## Problem statement
What lines of the material below include the string "date"? Copy all of them.

===============

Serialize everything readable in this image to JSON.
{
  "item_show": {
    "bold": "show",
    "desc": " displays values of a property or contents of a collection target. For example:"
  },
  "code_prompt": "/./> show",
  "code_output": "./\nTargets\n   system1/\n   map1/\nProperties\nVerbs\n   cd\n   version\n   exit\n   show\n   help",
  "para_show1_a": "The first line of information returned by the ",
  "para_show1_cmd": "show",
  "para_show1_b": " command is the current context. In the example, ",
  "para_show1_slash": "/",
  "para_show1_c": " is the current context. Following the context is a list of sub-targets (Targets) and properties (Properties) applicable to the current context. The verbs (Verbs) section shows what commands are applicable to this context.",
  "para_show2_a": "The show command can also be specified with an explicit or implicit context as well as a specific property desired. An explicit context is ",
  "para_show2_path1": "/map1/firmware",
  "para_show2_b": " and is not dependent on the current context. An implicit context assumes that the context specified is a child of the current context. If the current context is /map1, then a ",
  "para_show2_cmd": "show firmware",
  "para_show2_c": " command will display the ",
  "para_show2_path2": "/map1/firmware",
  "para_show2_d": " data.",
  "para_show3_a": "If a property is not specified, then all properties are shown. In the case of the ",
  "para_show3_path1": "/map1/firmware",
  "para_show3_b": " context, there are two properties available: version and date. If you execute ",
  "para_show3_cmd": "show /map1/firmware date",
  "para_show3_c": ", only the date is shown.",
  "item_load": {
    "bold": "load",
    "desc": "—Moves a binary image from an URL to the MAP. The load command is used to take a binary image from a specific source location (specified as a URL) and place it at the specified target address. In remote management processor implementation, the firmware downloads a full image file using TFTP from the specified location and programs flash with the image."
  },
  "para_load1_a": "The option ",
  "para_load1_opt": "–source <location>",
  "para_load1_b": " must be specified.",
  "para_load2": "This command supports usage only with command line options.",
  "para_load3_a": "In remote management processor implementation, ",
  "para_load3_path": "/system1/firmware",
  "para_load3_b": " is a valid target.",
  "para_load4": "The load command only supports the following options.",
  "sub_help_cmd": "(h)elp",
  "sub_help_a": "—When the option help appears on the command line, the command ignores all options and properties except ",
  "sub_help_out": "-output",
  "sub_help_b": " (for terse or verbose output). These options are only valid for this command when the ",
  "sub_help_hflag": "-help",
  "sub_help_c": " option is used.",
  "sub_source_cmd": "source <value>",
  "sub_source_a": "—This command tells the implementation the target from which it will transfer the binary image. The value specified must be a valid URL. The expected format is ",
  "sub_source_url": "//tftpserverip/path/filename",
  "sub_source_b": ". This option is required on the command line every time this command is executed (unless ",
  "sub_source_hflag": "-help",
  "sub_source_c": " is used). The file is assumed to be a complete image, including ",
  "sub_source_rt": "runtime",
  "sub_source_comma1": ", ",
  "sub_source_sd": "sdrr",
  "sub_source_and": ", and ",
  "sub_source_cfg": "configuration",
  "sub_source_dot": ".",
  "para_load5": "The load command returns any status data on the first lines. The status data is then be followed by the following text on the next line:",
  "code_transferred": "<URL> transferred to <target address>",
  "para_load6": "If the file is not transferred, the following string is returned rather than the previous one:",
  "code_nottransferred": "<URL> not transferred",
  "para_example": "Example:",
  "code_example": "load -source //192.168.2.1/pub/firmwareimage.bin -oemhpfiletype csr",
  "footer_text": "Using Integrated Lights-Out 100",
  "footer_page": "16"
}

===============

## Output of the task
  "para_show3_b": " context, there are two properties available: version and date. If you execute ",
  "para_show3_cmd": "show /map1/firmware date",
  "para_show3_c": ", only the date is shown.",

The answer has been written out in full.